(Website and app data records)
----------------------------------------
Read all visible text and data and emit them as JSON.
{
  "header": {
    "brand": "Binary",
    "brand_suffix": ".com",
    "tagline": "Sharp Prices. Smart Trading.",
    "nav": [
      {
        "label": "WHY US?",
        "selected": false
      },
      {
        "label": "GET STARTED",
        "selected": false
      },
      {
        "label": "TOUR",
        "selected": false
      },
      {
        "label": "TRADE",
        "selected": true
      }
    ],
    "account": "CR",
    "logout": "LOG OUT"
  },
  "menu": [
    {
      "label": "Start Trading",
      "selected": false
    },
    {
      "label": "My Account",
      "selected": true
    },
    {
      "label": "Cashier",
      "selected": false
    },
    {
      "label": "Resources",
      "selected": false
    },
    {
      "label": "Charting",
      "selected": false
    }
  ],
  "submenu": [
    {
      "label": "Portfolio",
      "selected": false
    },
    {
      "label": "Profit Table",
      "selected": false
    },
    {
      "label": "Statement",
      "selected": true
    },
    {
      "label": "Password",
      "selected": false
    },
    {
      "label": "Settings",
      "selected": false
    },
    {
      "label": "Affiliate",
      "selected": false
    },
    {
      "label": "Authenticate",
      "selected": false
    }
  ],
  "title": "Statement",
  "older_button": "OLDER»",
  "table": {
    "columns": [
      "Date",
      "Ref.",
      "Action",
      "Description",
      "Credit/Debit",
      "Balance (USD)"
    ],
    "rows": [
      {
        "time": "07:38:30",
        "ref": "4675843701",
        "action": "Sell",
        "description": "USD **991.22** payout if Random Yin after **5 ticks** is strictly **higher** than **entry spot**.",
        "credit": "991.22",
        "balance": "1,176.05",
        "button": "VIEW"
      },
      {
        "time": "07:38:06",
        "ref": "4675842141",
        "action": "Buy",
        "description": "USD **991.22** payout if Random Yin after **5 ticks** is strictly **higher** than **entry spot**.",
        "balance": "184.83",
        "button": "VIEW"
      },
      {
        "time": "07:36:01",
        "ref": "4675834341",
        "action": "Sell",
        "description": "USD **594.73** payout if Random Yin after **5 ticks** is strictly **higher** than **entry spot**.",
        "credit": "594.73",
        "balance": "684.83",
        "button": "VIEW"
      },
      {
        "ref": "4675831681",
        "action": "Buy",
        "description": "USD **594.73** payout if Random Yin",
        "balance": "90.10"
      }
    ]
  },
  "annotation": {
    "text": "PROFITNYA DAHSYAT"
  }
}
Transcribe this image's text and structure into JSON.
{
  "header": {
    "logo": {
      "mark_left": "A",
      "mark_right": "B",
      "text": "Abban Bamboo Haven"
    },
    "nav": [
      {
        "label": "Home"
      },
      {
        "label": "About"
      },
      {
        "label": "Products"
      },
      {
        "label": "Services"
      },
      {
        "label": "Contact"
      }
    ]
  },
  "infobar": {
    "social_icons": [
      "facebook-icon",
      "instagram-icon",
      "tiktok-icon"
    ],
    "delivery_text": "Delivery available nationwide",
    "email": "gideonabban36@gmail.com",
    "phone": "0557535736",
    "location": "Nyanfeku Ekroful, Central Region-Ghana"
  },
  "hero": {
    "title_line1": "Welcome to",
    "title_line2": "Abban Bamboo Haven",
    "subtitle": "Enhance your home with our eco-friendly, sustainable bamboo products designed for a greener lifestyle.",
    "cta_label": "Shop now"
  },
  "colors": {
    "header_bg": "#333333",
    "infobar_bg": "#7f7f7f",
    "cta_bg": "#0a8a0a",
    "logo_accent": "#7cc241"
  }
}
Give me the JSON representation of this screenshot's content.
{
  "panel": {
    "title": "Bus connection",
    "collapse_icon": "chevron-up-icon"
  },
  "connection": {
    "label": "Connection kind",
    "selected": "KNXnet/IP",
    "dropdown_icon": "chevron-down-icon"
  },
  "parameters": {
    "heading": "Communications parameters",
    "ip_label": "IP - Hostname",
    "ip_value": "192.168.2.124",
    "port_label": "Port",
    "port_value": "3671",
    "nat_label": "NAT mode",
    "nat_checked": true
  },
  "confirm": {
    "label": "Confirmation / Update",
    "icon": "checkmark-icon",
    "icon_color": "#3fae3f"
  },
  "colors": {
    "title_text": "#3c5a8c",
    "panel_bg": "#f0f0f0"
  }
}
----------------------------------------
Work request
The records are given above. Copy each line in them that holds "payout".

Response box
        "description": "USD **991.22** payout if Random Yin after **5 ticks** is strictly **higher** than **entry spot**.",
        "description": "USD **991.22** payout if Random Yin after **5 ticks** is strictly **higher** than **entry spot**.",
        "description": "USD **594.73** payout if Random Yin after **5 ticks** is strictly **higher** than **entry spot**.",
        "description": "USD **594.73** payout if Random Yin",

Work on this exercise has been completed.